- _WHAT IS BEING ASKED_
Reproduce each line from the records that holds "desc".

----------

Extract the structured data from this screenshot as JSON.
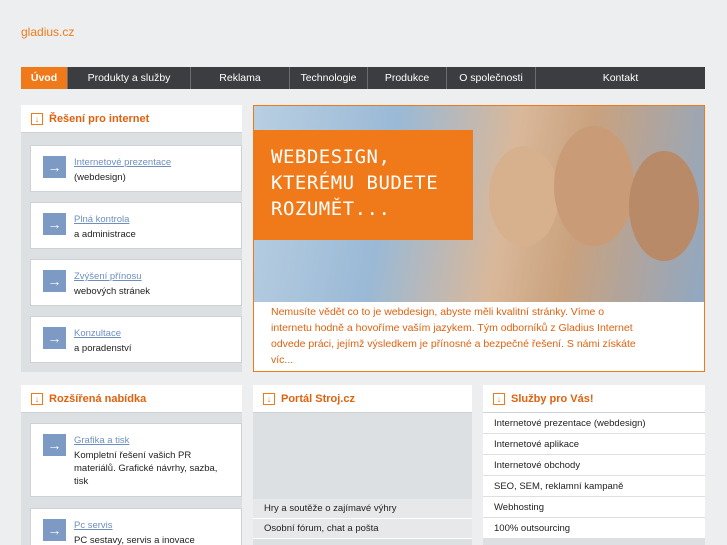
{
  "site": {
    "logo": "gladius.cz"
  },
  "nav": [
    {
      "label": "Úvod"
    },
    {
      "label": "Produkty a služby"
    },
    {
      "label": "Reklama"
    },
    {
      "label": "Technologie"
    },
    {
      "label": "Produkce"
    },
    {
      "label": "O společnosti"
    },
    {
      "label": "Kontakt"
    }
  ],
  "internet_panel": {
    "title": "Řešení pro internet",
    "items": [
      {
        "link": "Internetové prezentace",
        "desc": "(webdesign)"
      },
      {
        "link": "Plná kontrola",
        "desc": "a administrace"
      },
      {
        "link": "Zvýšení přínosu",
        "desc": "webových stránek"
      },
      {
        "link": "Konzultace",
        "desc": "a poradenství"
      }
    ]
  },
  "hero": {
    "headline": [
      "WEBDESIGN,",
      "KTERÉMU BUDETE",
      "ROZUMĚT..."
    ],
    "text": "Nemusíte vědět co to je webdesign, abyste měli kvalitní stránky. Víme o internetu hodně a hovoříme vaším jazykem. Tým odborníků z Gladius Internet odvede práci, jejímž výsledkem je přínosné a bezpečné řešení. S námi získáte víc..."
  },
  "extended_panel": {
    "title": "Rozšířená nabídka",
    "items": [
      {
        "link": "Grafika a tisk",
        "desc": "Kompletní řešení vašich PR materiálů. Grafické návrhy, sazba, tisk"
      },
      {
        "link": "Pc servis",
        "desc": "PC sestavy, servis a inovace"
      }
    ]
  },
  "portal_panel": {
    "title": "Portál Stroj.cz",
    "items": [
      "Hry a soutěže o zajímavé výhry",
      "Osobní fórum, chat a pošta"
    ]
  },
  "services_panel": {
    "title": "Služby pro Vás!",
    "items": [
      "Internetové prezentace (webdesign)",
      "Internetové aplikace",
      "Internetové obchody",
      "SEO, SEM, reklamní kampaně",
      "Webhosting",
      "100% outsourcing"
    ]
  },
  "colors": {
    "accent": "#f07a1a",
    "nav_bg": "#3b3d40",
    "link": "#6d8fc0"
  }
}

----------

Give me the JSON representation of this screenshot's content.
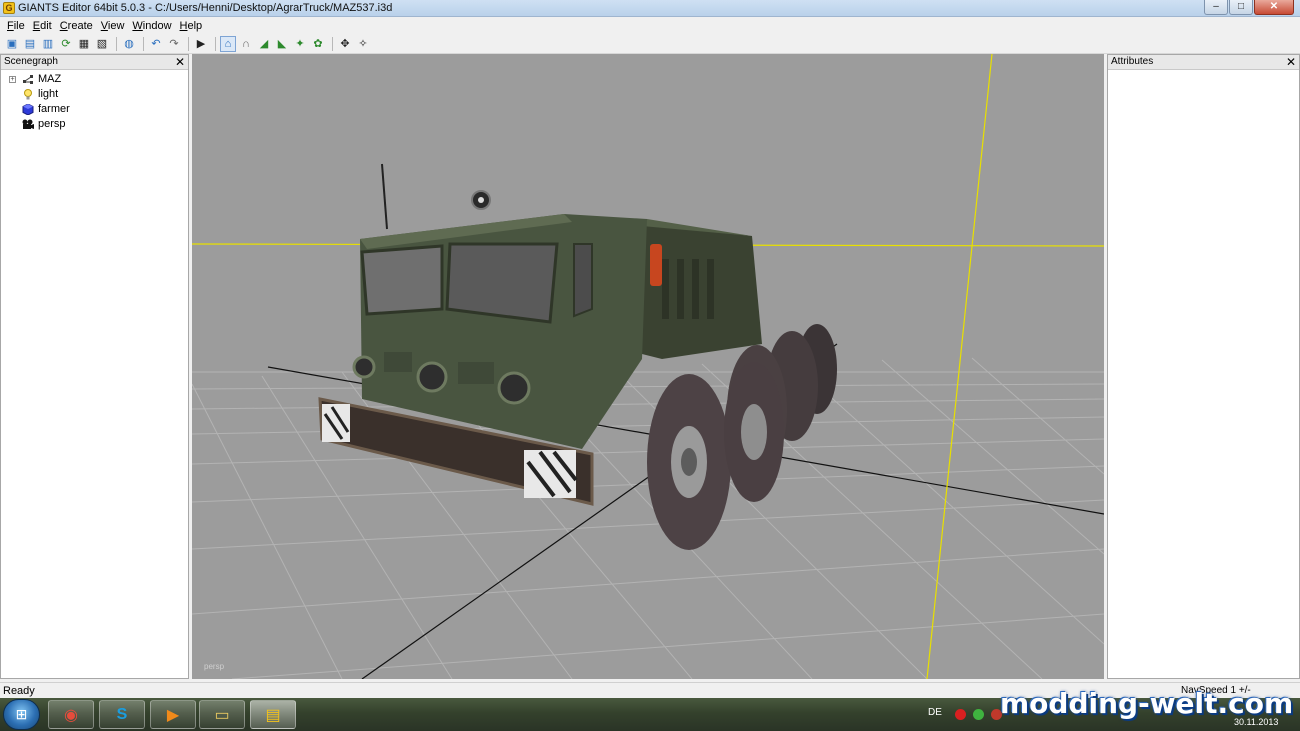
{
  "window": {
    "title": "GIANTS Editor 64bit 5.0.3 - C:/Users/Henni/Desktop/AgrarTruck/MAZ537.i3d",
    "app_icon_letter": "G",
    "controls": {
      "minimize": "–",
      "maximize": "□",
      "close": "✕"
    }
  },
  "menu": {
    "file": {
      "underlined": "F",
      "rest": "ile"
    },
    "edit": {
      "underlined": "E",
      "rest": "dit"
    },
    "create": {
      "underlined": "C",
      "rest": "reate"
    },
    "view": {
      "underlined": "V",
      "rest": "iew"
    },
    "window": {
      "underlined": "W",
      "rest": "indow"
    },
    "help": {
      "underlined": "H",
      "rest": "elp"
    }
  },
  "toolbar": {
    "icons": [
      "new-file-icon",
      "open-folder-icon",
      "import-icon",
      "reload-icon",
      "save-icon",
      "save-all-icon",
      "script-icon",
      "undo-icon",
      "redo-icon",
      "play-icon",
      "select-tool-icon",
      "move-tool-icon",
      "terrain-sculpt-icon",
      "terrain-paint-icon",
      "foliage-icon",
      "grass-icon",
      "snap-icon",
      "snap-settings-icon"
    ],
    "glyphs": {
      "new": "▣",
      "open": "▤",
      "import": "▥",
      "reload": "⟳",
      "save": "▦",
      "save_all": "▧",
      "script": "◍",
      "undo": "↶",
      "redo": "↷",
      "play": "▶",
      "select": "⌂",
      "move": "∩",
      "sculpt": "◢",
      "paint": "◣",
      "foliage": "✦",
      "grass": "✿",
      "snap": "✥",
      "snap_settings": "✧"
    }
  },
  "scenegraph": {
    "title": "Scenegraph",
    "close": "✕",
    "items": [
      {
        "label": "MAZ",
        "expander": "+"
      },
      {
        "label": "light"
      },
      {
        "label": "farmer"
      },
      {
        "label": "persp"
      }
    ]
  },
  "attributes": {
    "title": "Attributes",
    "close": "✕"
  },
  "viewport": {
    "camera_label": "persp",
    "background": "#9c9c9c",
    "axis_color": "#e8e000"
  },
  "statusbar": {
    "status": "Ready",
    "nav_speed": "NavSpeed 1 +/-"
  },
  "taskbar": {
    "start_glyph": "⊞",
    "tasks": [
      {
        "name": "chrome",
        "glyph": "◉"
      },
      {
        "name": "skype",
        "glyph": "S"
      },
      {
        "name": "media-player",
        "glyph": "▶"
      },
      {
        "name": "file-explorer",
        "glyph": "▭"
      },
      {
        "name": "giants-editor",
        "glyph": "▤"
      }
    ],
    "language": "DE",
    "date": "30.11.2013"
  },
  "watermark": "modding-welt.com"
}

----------

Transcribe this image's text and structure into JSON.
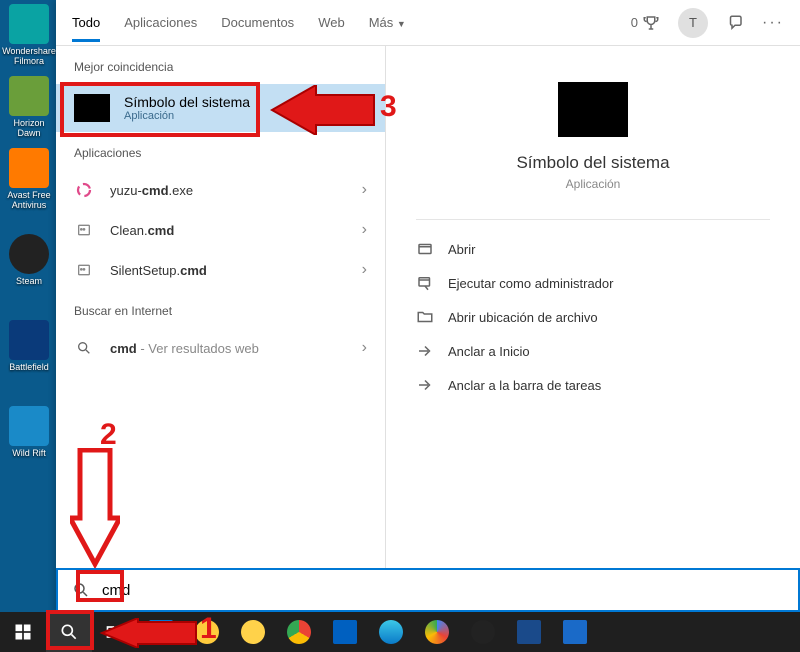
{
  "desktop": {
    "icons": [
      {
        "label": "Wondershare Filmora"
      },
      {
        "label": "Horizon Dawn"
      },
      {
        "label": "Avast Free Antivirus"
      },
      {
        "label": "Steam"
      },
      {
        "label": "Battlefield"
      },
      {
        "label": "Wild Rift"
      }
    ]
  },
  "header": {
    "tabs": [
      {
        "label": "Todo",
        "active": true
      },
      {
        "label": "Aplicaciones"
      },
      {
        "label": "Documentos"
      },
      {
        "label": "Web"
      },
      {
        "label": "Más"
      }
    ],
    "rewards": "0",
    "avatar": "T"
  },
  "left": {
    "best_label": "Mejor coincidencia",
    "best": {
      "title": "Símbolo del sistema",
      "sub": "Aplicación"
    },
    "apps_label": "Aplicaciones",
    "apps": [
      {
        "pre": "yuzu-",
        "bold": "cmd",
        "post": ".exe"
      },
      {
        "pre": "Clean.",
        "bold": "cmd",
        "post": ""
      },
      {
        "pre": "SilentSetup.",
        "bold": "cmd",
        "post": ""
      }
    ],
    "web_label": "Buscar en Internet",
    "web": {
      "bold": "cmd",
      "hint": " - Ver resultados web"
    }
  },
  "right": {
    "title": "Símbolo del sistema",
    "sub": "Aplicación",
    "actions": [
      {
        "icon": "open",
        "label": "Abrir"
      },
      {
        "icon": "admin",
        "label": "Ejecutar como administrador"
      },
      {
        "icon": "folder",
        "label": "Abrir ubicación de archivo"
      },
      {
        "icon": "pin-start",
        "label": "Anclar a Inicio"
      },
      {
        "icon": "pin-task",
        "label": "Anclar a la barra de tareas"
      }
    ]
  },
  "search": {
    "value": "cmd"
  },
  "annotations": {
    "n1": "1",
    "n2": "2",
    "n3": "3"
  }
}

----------

- _EXERCISE SOLUTION_
        "desc": "(webdesign)"
        "desc": "a administrace"
        "desc": "webových stránek"
        "desc": "a poradenství"
        "desc": "Kompletní řešení vašich PR materiálů. Grafické návrhy, sazba, tisk"
        "desc": "PC sestavy, servis a inovace"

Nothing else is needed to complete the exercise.